(Source records)
============
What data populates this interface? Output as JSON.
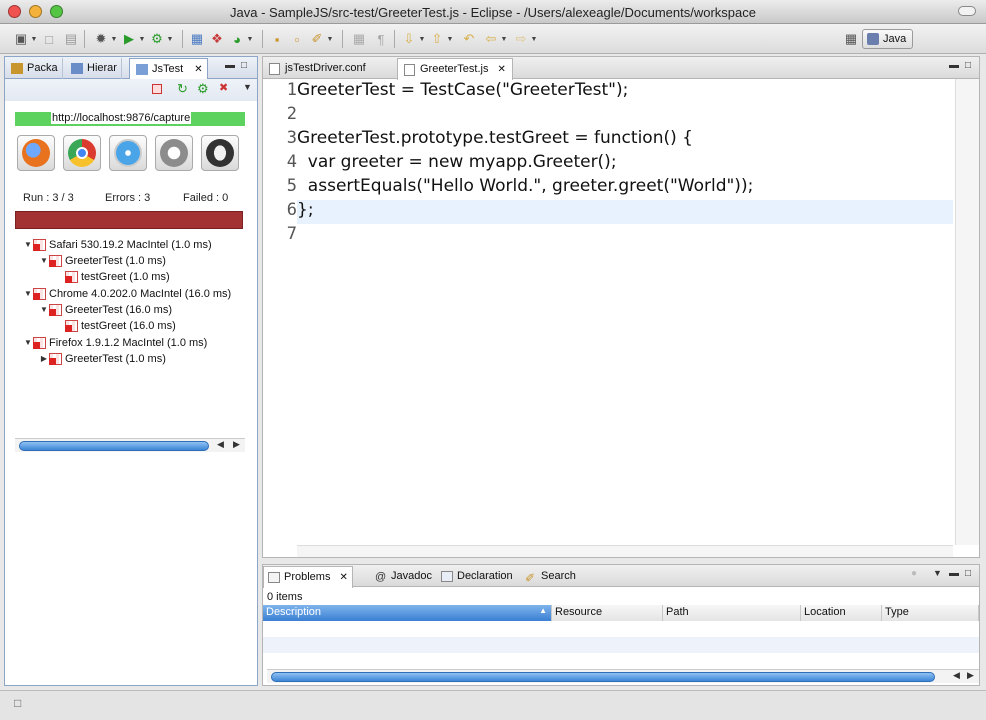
{
  "window": {
    "title": "Java - SampleJS/src-test/GreeterTest.js - Eclipse - /Users/alexeagle/Documents/workspace"
  },
  "perspective": {
    "label": "Java"
  },
  "left_panel": {
    "tabs": [
      {
        "label": "Packa"
      },
      {
        "label": "Hierar"
      },
      {
        "label": "JsTest"
      }
    ],
    "capture_url": "http://localhost:9876/capture",
    "browser_icons": [
      "firefox-icon",
      "chrome-icon",
      "safari-icon",
      "ie-icon",
      "opera-icon"
    ],
    "stats": {
      "run": "Run : 3 / 3",
      "errors": "Errors : 3",
      "failed": "Failed : 0"
    },
    "status_color": "#a33333",
    "tree": [
      {
        "label": "Safari 530.19.2 MacIntel (1.0 ms)",
        "level": 0,
        "expanded": true
      },
      {
        "label": "GreeterTest (1.0 ms)",
        "level": 1,
        "expanded": true
      },
      {
        "label": "testGreet (1.0 ms)",
        "level": 2
      },
      {
        "label": "Chrome 4.0.202.0 MacIntel (16.0 ms)",
        "level": 0,
        "expanded": true
      },
      {
        "label": "GreeterTest (16.0 ms)",
        "level": 1,
        "expanded": true
      },
      {
        "label": "testGreet (16.0 ms)",
        "level": 2
      },
      {
        "label": "Firefox 1.9.1.2 MacIntel (1.0 ms)",
        "level": 0,
        "expanded": true
      },
      {
        "label": "GreeterTest (1.0 ms)",
        "level": 1,
        "expanded": false
      }
    ]
  },
  "editor": {
    "tabs": [
      {
        "label": "jsTestDriver.conf",
        "active": false
      },
      {
        "label": "GreeterTest.js",
        "active": true
      }
    ],
    "lines": [
      {
        "num": "1",
        "text": "GreeterTest = TestCase(\"GreeterTest\");"
      },
      {
        "num": "2",
        "text": ""
      },
      {
        "num": "3",
        "text": "GreeterTest.prototype.testGreet = function() {"
      },
      {
        "num": "4",
        "text": "  var greeter = new myapp.Greeter();"
      },
      {
        "num": "5",
        "text": "  assertEquals(\"Hello World.\", greeter.greet(\"World\"));"
      },
      {
        "num": "6",
        "text": "};"
      },
      {
        "num": "7",
        "text": ""
      }
    ]
  },
  "problems_panel": {
    "tabs": [
      {
        "label": "Problems",
        "active": true
      },
      {
        "label": "Javadoc",
        "active": false
      },
      {
        "label": "Declaration",
        "active": false
      },
      {
        "label": "Search",
        "active": false
      }
    ],
    "items_count": "0 items",
    "columns": [
      "Description",
      "Resource",
      "Path",
      "Location",
      "Type"
    ]
  }
}
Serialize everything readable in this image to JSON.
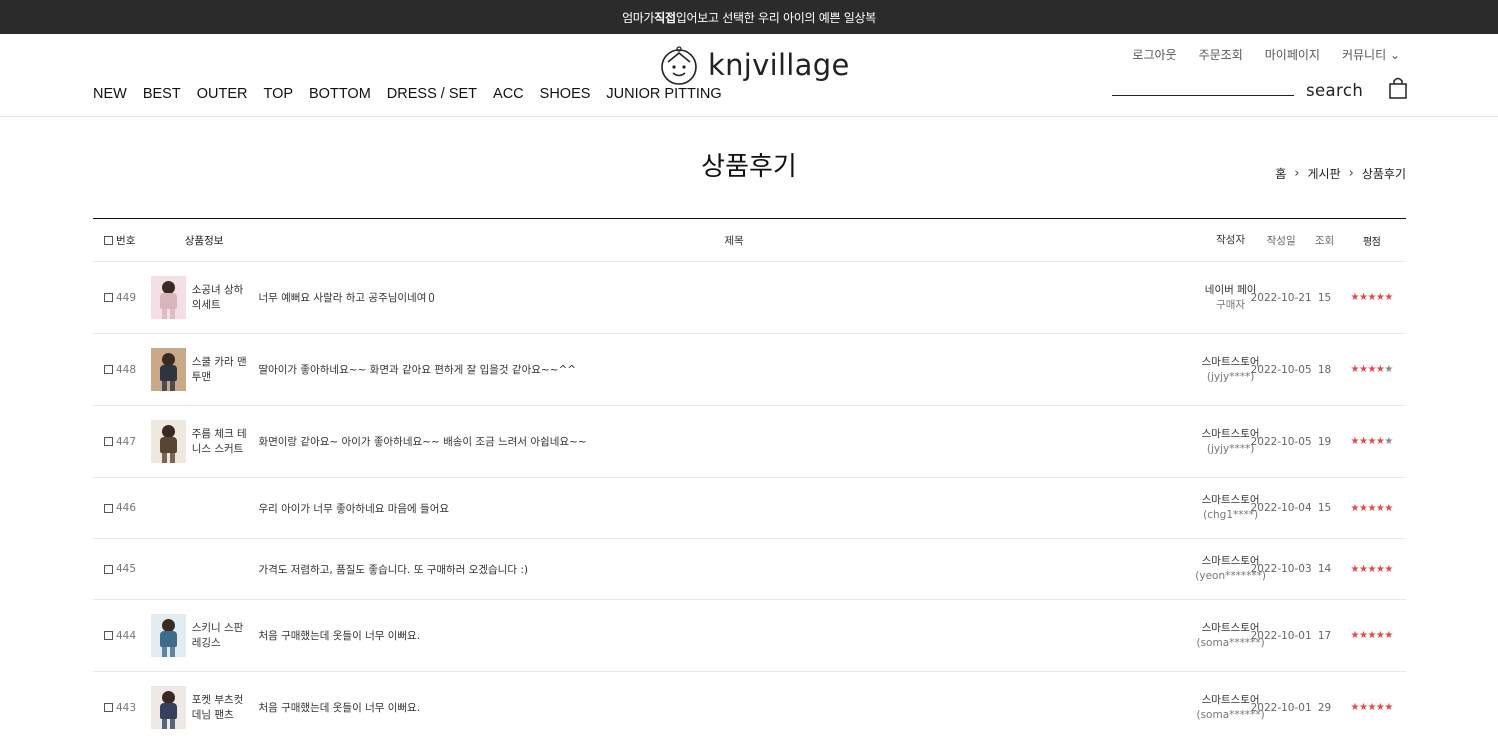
{
  "promo": {
    "pre": "엄마가 ",
    "bold": "직접",
    "post": " 입어보고 선택한 우리 아이의 예쁜 일상복"
  },
  "logo": {
    "text": "knjvillage"
  },
  "gnb": [
    "NEW",
    "BEST",
    "OUTER",
    "TOP",
    "BOTTOM",
    "DRESS / SET",
    "ACC",
    "SHOES",
    "JUNIOR PITTING"
  ],
  "util": [
    "로그아웃",
    "주문조회",
    "마이페이지",
    "커뮤니티 ⌄"
  ],
  "search": {
    "label": "search",
    "value": ""
  },
  "page": {
    "title": "상품후기"
  },
  "breadcrumb": [
    "홈",
    "게시판",
    "상품후기"
  ],
  "table": {
    "headers": {
      "no": "번호",
      "product": "상품정보",
      "subject": "제목",
      "writer": "작성자",
      "date": "작성일",
      "hit": "조회",
      "rating": "평점"
    },
    "rows": [
      {
        "no": "449",
        "product": "소공녀 상하의세트",
        "thumb": [
          "#f3dfe4",
          "#d9b3bd"
        ],
        "subject": "너무 예뻐요 사랄라 하고 공주님이네여",
        "attach": true,
        "writer": "네이버 페이",
        "writer_id": "구매자",
        "date": "2022-10-21",
        "hit": "15",
        "rating": 5
      },
      {
        "no": "448",
        "product": "스쿨 카라 맨투맨",
        "thumb": [
          "#c9a98a",
          "#2f3440"
        ],
        "subject": "딸아이가 좋아하네요~~ 화면과 같아요 편하게 잘 입을것 같아요~~^^",
        "attach": false,
        "writer": "스마트스토어",
        "writer_id": "(jyjy****)",
        "date": "2022-10-05",
        "hit": "18",
        "rating": 4
      },
      {
        "no": "447",
        "product": "주름 체크 테니스 스커트",
        "thumb": [
          "#efe8de",
          "#5a4535"
        ],
        "subject": "화면이랑 같아요~ 아이가 좋아하네요~~ 배송이 조금 느려서 아쉽네요~~",
        "attach": false,
        "writer": "스마트스토어",
        "writer_id": "(jyjy****)",
        "date": "2022-10-05",
        "hit": "19",
        "rating": 4
      },
      {
        "no": "446",
        "product": "",
        "thumb": null,
        "subject": "우리 아이가 너무 좋아하네요 마음에 들어요",
        "attach": false,
        "writer": "스마트스토어",
        "writer_id": "(chg1****)",
        "date": "2022-10-04",
        "hit": "15",
        "rating": 5
      },
      {
        "no": "445",
        "product": "",
        "thumb": null,
        "subject": "가격도 저렴하고, 품질도 좋습니다. 또 구매하러 오겠습니다 :)",
        "attach": false,
        "writer": "스마트스토어",
        "writer_id": "(yeon*******)",
        "date": "2022-10-03",
        "hit": "14",
        "rating": 5
      },
      {
        "no": "444",
        "product": "스키니 스판 레깅스",
        "thumb": [
          "#e3ecf0",
          "#3d6d8a"
        ],
        "subject": "처음 구매했는데 옷들이 너무 이뻐요.",
        "attach": false,
        "writer": "스마트스토어",
        "writer_id": "(soma******)",
        "date": "2022-10-01",
        "hit": "17",
        "rating": 5
      },
      {
        "no": "443",
        "product": "포켓 부츠컷 데님 팬츠",
        "thumb": [
          "#eee9e4",
          "#34415c"
        ],
        "subject": "처음 구매했는데 옷들이 너무 이뻐요.",
        "attach": false,
        "writer": "스마트스토어",
        "writer_id": "(soma******)",
        "date": "2022-10-01",
        "hit": "29",
        "rating": 5
      }
    ]
  },
  "colors": {
    "promo_bg": "#2b2b2b",
    "star": "#e8474c",
    "star_off": "#888888"
  }
}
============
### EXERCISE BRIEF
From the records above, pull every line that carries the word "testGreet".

### RESULT OF THIS TASK
        "label": "testGreet (1.0 ms)",
        "label": "testGreet (16.0 ms)",
        "text": "GreeterTest.prototype.testGreet = function() {"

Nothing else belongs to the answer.